“You need to treat staff with respect, but you’re saying you don’t have a plan,” said North County resident Ran Berlin. “You are taking the easy way out. You need to have a plan to back up the pink slips.”
Eastern Sierra Teacher’s Association Union President Darcey Lent agreed and pointed out that “the teachers do not feel the support of the Board” with this action.
In contrast the Mammoth Unified School District is only sending out a handful of pink slips because of personnel issues, not because of a need for a “reduction in force” as MUSD Superintendent Rich Boccia described it.
“We are confident that our reserve is healthy enough not to have to pink slip for a reduction in force,” Boccia explained further, even though MUSD could see cuts of up to $900,000 in a worst case scenario.
“Sending out pink slips is a normal procedure because we have to base our budgets on the State’s budget that is coming six months later,” explained MUSD Board member Greg Newbry, but sending pink slips to the entire certificated staff is abnormal, he added.
The Board, however, argued that they did not have enough information for a more targeted plan at this time.
“We are talking about a $200,000 deficit if we are lucky,” said Board member Matt Baumann, whose own wife will be receiving one of the pink slips. “Property tax apportionments are not going to come in on target. We have to be realistic. The way schools budget and are funded is a broken system. We know what we have and we’re fearing for the worst.”
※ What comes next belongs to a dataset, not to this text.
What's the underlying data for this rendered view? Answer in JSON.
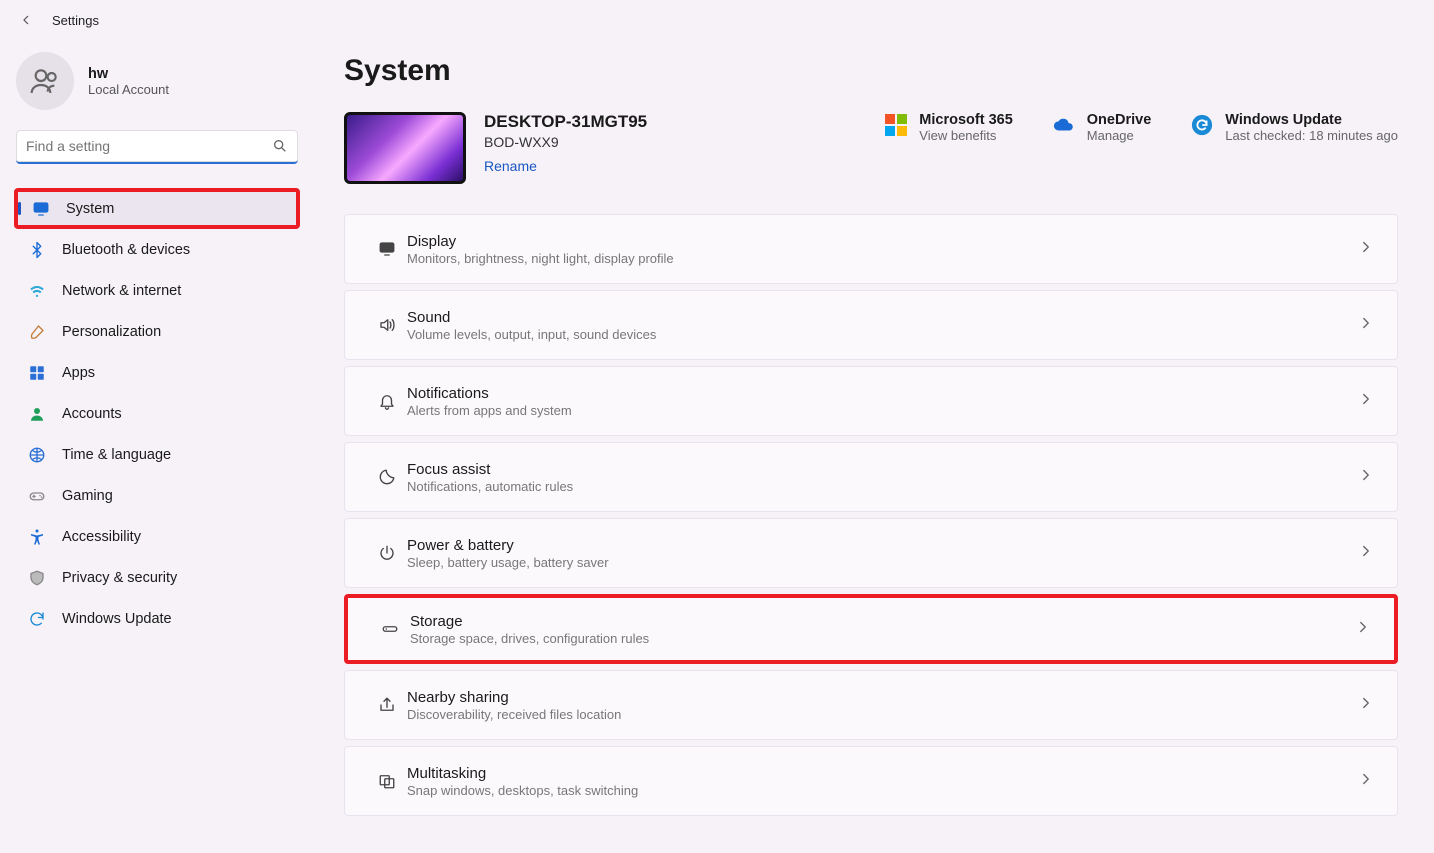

“Last year we were told in January that the deficit would be $250,000 and it ended up at $2.2 million,” added Northington. “We can’t guarantee what it may be this year. The pink slips are just to help everyone understand the gravity of the state’s situation and how much is out of our control. We have to be on the safe side.”
Whether or not Governor Jerry Brown’s request for a Special Election in June is granted will play a huge role in school’s budgets for the next few years. Brown’s hope is to bring a ballot measure to the voters asking them to extend temporary increases in the state’s sales, income and vehicle taxes for five years. If the measure were approved it would alleviate the state’s need to take back apportionments.
“The governor wants to hold school’s harmless this year,” Clark explained. If the Special Election is granted, the state may move the May 15 layoff date back to June 15 this year in order to give schools a chance to see the outcome of the election before letting teachers go. The Board also approved a resolution on Tuesday that supports placing the revenue-extension measure on the June ballot if it moves forward. The Legislature has until March to decide whether or not to hold the Special Election.
“You asked for a change,” concluded Board member Bob Tems, referring to the election of three new Board members last fall. “Give us a chance. We don’t want to layoff anyone, but you have to let us see what the budgets are like. That’s what you put us here for.”
Is the Board pitching in?
The Sheet received a copy of an anonymous complaint form to the Mono County Grand Jury against the ESUSD Board this week. The unknown complaintant states that while the Board cuts in areas such as certificated staff, they continue to receive stipends and healthcare benefits.
According to Grant Herndon of Schools Legal Services, ESUSD legal representation that had yet to see the complaint, healthcare benefits outside of the approved monthly stipend allowed for school boards is not illegal as is suggested in the complaint.
Northington clarified further that ESUSD board members are not receiving monthly stipends and not all of them are receiving health benefits, either.
“We only receive health benefits if we elect to have them,” Northington said. “Some of us do not receive health benefits.”
In response to whether or not Board benefits of any shape or form were also on the chopping block to keep budget cuts away from the classroom, Northington simply said, “Everything is up for negotiation.”